Instructions to follow: For the listing below, count the lines that contain "content" and report only the number.
#### Extracted material ####
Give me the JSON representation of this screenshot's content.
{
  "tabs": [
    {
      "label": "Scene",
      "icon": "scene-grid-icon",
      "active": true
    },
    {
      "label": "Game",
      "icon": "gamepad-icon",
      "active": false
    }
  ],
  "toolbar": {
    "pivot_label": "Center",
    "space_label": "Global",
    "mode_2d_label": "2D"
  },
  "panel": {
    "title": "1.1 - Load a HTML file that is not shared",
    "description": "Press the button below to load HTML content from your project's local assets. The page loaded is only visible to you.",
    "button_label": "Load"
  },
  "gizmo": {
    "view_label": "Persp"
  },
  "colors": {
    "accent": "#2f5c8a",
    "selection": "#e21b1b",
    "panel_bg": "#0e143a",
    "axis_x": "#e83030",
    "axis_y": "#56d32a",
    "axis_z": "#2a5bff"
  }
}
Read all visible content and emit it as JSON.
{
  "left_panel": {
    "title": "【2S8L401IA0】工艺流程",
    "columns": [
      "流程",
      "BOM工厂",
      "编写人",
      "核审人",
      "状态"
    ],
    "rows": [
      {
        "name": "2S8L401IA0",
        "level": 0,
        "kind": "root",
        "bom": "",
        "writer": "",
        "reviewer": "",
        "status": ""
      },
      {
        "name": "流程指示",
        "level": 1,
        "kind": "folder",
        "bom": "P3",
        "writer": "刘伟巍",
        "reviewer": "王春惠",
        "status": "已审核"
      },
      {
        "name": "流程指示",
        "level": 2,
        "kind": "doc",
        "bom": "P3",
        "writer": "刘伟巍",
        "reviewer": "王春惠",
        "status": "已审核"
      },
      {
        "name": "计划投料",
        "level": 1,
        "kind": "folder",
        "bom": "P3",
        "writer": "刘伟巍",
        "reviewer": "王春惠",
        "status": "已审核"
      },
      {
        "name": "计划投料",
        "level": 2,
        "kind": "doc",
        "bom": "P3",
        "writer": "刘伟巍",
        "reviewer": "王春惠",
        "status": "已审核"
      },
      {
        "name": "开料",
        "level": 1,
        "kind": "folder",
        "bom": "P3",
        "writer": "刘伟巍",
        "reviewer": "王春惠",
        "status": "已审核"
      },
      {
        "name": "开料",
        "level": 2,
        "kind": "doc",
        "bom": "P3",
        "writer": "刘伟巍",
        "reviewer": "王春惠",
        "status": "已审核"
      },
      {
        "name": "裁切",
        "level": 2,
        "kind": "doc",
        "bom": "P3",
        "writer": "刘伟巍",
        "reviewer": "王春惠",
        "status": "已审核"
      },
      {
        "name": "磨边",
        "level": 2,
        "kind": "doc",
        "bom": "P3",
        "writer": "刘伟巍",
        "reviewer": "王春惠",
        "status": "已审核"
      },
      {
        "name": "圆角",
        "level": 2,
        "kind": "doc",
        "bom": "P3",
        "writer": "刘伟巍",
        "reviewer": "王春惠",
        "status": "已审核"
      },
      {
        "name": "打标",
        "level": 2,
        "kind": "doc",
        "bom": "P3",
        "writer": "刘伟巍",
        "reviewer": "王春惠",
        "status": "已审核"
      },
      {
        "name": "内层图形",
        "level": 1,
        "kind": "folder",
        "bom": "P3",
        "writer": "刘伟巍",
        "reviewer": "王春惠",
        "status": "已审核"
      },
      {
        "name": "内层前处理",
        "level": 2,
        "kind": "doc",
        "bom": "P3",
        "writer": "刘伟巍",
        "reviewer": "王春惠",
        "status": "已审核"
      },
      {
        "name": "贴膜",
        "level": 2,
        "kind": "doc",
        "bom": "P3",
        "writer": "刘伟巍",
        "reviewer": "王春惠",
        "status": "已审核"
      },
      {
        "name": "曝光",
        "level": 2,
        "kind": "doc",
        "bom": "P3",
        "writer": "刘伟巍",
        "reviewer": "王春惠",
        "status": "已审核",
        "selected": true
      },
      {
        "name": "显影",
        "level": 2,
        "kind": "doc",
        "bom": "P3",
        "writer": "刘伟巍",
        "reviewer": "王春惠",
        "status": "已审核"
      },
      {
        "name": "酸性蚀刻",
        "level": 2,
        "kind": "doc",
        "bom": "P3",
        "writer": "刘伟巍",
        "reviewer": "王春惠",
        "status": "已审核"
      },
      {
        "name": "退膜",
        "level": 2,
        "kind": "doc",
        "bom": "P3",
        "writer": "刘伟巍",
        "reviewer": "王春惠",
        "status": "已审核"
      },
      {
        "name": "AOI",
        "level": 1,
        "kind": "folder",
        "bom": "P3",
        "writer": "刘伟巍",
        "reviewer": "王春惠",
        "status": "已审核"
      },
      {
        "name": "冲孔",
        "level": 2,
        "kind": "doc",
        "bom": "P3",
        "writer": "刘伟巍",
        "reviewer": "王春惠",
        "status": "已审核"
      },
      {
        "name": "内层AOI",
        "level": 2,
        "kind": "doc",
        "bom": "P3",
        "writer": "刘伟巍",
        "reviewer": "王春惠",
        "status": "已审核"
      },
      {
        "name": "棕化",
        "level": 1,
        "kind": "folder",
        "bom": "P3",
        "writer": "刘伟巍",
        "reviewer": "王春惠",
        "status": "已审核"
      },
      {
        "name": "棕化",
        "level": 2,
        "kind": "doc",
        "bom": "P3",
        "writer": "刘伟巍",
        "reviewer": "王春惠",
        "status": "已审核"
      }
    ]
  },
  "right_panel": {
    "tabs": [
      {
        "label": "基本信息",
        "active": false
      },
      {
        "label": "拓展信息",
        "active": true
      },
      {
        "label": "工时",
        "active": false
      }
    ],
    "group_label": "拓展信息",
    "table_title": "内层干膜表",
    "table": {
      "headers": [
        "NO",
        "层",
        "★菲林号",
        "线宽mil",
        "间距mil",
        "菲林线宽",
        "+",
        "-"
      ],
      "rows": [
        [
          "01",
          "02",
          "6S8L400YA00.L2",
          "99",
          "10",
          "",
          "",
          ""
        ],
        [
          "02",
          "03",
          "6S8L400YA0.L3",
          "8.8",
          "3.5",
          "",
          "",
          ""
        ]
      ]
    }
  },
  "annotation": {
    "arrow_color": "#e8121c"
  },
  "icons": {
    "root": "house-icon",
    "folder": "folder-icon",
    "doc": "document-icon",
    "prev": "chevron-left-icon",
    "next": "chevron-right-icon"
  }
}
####
Result of the exercise: 3